Complete list of articles in this series:
|Abricotine||Markdown editor with inline preview functionality|
|Ananicy||Shell daemon created to manage processes’ IO and CPU priorities|
|broot||Next gen tree explorer and customizable launcher|
|cheat.sh||Community driven unified cheat sheet|
|croc||Securely transfer files and folders from the command-line|
|Deskreen||Live streaming your desktop to a web browser|
|duf||Disk usage utility with more polished presentation than the classic df|
|exa||A turbo-charged alternative to the venerable ls command|

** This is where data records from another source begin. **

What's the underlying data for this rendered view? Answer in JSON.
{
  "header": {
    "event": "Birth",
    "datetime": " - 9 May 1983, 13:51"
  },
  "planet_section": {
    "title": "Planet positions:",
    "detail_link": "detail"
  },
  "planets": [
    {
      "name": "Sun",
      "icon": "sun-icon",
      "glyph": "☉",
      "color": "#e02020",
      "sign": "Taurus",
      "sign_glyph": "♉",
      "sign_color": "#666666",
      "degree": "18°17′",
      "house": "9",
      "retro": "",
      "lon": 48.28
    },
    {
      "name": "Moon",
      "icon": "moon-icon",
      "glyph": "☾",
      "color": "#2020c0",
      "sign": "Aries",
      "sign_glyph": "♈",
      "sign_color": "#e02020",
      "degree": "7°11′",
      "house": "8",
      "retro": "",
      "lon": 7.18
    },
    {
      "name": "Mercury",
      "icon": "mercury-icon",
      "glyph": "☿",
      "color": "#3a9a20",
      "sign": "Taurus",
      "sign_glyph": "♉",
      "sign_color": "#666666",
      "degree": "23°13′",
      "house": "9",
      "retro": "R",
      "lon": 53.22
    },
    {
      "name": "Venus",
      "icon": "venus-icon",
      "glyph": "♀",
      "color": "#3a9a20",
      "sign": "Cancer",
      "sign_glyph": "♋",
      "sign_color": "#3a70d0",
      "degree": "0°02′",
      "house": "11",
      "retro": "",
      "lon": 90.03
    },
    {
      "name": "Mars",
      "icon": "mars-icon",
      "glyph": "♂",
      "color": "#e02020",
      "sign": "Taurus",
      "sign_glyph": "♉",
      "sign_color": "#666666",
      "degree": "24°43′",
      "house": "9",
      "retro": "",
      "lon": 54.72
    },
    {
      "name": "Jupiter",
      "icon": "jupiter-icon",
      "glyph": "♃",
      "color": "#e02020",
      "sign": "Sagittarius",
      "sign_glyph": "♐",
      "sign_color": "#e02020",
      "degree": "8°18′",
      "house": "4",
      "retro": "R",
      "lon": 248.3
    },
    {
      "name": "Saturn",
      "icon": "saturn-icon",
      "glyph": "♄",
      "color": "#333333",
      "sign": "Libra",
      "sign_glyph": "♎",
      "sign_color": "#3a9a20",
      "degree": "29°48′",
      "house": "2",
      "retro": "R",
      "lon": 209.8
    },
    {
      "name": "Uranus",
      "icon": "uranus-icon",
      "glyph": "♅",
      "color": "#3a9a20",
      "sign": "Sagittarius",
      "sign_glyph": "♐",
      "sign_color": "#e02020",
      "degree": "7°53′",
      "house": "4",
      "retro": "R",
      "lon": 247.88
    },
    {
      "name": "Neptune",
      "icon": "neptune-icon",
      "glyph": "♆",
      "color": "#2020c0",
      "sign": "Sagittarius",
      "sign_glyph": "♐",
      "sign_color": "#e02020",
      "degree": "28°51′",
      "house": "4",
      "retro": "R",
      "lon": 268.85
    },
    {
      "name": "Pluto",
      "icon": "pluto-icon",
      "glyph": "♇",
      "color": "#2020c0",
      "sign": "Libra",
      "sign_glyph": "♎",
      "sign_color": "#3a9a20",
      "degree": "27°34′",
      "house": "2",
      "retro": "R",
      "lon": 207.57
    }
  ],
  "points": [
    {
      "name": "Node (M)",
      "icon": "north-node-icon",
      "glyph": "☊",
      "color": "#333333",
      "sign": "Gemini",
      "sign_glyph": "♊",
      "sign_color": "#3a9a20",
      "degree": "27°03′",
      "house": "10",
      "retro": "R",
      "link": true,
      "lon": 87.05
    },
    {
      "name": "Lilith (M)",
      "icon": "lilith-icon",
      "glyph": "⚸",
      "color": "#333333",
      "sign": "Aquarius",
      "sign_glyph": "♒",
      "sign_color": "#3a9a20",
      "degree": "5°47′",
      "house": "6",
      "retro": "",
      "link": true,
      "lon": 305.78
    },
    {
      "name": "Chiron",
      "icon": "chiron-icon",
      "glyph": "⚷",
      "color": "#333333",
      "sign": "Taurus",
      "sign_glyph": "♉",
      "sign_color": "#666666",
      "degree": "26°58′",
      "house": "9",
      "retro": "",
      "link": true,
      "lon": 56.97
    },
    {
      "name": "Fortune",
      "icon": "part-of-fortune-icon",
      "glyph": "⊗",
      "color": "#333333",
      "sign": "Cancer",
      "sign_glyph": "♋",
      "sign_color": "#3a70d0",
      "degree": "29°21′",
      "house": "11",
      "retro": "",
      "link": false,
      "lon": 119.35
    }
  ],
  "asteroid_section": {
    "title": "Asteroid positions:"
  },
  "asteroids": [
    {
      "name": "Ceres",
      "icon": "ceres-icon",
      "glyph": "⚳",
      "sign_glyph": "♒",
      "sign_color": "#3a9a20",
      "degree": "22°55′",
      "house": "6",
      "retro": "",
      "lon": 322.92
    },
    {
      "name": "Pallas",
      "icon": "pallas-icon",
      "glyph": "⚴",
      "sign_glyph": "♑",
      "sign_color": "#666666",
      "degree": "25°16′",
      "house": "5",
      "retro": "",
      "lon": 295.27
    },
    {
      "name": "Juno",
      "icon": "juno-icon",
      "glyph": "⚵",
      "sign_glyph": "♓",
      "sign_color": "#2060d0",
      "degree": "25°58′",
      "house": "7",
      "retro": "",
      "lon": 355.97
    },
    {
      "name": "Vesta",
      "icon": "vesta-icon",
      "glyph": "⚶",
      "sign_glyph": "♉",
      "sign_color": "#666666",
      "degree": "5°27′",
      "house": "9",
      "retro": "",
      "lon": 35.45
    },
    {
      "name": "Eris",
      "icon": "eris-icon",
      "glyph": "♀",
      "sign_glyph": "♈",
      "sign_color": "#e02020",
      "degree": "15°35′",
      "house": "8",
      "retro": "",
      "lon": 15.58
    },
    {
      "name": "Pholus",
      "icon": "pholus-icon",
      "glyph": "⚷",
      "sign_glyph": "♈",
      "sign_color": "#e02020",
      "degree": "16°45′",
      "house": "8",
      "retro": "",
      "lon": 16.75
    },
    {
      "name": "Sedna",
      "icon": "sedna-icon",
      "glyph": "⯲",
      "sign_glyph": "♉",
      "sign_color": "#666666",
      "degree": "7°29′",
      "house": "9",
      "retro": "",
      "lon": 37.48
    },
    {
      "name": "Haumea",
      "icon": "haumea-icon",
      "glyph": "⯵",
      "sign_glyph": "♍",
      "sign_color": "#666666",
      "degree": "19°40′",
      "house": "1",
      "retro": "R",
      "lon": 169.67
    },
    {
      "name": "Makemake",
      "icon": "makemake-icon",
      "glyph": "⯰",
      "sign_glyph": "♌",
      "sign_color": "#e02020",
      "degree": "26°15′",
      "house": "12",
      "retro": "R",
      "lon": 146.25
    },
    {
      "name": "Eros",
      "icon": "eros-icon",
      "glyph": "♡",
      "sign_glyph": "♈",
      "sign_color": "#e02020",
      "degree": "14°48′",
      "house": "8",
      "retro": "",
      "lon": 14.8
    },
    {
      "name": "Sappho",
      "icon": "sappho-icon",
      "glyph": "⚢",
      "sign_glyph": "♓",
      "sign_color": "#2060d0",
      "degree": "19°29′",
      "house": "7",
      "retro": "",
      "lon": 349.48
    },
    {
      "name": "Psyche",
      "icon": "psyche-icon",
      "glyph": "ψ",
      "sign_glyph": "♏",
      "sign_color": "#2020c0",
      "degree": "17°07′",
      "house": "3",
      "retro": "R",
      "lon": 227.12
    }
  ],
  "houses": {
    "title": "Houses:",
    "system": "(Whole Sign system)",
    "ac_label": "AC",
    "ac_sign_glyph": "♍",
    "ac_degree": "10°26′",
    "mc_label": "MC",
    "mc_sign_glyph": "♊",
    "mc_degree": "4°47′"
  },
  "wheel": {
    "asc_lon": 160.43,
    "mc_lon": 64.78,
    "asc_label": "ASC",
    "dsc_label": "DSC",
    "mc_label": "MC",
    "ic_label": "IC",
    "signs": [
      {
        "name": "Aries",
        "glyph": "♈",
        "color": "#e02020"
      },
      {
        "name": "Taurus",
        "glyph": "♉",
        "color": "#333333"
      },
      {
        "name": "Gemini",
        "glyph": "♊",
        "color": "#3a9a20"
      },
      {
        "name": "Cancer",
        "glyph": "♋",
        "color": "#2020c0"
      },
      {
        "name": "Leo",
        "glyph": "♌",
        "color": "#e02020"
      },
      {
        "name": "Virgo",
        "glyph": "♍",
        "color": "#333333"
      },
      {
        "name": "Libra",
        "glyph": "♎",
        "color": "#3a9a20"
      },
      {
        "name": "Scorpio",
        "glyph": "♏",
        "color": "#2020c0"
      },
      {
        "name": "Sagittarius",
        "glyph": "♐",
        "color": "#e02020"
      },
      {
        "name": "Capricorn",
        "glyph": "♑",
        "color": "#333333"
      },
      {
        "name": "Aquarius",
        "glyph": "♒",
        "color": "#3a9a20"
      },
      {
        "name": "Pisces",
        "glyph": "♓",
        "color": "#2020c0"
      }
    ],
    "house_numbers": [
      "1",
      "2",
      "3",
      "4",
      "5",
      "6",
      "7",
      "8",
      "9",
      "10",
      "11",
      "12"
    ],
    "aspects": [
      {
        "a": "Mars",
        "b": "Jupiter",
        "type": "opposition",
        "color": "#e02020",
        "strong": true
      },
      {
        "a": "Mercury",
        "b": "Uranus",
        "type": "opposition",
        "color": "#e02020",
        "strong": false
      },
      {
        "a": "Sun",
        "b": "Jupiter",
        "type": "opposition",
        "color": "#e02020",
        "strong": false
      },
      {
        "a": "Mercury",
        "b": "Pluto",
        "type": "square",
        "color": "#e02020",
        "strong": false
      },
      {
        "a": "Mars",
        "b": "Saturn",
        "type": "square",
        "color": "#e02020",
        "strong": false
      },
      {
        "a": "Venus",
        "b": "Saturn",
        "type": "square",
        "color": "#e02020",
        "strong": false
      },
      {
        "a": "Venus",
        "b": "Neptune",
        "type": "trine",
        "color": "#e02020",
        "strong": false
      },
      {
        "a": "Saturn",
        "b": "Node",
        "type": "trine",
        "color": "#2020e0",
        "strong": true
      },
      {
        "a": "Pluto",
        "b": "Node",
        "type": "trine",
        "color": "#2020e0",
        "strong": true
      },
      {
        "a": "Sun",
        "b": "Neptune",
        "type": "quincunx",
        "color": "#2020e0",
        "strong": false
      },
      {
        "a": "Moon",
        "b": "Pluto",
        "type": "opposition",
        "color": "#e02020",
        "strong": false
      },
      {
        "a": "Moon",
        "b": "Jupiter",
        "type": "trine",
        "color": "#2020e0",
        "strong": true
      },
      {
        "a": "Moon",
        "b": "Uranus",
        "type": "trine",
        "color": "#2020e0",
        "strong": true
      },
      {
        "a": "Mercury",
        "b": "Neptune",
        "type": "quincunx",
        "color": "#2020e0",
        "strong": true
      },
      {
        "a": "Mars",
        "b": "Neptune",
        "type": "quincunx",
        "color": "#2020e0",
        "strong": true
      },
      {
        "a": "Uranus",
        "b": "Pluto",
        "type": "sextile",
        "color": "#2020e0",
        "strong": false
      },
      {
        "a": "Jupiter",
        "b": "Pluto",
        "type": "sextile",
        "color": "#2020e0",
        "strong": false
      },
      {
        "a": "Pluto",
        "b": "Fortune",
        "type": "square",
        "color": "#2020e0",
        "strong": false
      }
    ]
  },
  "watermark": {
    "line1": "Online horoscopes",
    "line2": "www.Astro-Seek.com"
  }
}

|fd||Wonderful alternative to the venerable find|
|fkill||Kill processes quick and easy|
|fontpreview||Quickly search and preview fonts|
|LanguageTool||Style and grammar checker for 30+ languages|
|Liquid Prompt||Adaptive prompt for Bash & Zsh|
|lnav||Advanced log file viewer for the small-scale; great for troubleshooting|
|lsd||Like exa, lsd is a turbo-charged alternative to ls|
|McFly||Navigate through your bash shell history|
|mdless||Formatted and highlighted view of Markdown files|
|OCRmyPDF||Add OCR text layer to scanned PDFs|
|Paperwork||Designed to simplify the management of your paperwork|
|PDF Mix Tool||Perform common editing operations on PDF files|
|peco||Simple interactive filtering tool that's remarkably useful|
|ripgrep||Recursively search directories for a regex pattern|
|scrcpy||Display and control Android devices|
|tldr||Simplified and community-driven man pages|
|tmux||A terminal multiplexer that offers a massive boost to your workflow|
|Tusk||An unofficial Evernote client with bags of potential|
|Ulauncher||Sublime application launcher|
|Watson||Track the time spent on projects|